Aditi has been wanting to create an iPhone game since she was 6. When this year's science fair was coming around at her school, we asked her what she would like to do. Her immediate answer was:
"Can I make an iPhone game?"
My wife and I spent a few weeks offering up alternative science fair projects, and general discouragement, but finally I figured I would learn Game Salad, and show her how to make a racing game, or a cannon game (i.e. an Angry Birds look-alike).
A week later when I tried to show her Game Salad, she turned to me immediately, and said, "No, I want to make an iPhone game."
"What kind of game, then?" I said.
"Let me show you," she said, and ran off to show me XtraMath on the computer.
"You know how hard it is to type in the answer, like, look here," and she tried to type in "19" (in which the keys are at opposite ends of the keyboard), for example. We'd hooked up a keyboard with a numeric keypad, but that didn't help, and she'd reverted to the top row of keys, and got very upset because she couldn't provide the answers fast enough, or they came out wrong because she missed a key.
"You know how you can talk to the computer, and the words come out?"
"Uh-huh," I said.
"That's what I want."
Yikes, I thought. That's too difficult. But, we decided she would at least design the game, and I ended up showing her how to do it in Xcode—it had to be done the way that "you would do it, dad."
She explained how the screens would be laid out, how you'd set and choose this and that. Picking pictures was very important. And, the colors had to be just right. Her sister Anantika, age 8 then, pitched in as well.
The three of us worked together on the logic of the function that generates questions and multiple-choice answers to match. They knew what sort of confusing answers to give (not just random answers, mind you...).
Then I decided to give the speech recognition thing a go, and, we were just able to get the whole thing together in working order for the science fair.
Now Aditi wants to do it again a few times, until she can do the whole thing herself. If enough people find her first effort useful, maybe we'll be able to hire someone to help her program the next steps in her vision for Exciting Math.
Meanwhile, we're lobbying for her school to sign up for a program like Tynker, to make it as easy for her and her friends to learn programming as we hope it is to learn math with Exciting Math.
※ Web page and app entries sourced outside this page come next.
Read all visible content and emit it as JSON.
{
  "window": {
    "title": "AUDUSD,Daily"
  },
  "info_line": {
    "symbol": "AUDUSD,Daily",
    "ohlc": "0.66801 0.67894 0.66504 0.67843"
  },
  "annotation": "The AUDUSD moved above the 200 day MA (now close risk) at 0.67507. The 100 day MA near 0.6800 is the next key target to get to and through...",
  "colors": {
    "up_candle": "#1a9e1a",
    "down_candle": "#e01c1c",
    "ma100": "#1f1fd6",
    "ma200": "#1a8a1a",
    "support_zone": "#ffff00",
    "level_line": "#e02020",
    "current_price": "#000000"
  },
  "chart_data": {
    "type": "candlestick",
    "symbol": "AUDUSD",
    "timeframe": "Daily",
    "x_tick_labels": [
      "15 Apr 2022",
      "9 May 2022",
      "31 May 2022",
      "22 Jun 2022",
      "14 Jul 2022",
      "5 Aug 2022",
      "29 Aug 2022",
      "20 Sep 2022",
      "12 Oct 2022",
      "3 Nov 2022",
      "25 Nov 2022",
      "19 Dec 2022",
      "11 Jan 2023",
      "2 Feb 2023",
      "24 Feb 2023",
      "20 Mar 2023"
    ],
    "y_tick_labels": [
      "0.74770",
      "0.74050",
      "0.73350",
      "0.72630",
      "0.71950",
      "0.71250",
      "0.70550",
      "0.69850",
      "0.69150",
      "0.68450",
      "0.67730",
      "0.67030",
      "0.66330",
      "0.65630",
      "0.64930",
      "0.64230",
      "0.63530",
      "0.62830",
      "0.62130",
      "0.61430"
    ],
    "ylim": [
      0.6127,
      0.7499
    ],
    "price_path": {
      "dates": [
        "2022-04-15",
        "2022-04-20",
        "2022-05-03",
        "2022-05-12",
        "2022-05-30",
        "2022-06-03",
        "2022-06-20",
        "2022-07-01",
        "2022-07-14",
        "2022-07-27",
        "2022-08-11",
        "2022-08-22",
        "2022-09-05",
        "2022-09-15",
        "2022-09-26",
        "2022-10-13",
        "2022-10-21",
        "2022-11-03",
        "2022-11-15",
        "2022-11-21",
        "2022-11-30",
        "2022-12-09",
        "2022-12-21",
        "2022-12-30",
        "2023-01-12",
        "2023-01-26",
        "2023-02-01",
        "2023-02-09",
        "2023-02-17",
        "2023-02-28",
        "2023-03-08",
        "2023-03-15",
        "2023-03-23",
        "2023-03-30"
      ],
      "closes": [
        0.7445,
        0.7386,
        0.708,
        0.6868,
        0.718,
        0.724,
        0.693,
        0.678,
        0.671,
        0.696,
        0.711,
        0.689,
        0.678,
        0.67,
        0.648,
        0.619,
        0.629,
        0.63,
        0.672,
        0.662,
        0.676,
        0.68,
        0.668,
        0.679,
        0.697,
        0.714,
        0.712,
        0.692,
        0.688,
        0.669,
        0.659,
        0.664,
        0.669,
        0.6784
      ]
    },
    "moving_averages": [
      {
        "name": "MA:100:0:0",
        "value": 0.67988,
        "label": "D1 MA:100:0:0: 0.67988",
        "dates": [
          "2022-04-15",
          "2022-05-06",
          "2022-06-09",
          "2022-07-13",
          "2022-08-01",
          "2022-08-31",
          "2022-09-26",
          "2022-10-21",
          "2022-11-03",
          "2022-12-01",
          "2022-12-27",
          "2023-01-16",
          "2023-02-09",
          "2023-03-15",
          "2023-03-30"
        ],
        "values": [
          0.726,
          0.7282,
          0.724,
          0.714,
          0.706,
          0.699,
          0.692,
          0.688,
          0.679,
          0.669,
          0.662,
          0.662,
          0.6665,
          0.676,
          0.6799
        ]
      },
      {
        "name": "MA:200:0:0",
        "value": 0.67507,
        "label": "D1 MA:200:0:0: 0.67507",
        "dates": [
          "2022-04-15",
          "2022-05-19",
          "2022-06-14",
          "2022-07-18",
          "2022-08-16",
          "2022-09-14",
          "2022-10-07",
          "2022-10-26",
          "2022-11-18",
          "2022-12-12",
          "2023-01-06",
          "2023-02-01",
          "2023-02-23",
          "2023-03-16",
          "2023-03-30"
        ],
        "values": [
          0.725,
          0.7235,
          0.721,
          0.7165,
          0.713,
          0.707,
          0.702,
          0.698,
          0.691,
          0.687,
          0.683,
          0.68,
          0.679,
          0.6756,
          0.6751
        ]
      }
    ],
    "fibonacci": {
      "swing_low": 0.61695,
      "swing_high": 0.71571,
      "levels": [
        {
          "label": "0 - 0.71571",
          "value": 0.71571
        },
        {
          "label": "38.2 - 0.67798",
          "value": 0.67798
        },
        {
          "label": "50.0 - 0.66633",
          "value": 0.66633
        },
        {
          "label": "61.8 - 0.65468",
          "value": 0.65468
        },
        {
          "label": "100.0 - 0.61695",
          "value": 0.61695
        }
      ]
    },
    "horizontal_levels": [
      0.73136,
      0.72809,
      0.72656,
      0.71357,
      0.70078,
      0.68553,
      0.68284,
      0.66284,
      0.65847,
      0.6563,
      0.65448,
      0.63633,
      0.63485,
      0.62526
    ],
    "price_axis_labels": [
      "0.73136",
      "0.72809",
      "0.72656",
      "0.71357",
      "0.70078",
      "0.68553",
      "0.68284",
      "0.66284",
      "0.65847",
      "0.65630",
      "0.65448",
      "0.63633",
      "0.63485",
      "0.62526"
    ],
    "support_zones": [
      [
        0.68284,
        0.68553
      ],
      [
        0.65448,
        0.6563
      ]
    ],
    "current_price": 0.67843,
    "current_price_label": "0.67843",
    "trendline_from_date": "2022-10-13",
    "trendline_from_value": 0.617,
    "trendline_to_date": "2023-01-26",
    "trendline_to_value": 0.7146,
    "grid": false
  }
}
Anantika and Aditi chatting at the science fair.
Aditi explaing Exciting Math to her friends.
Aditi talking to the judge.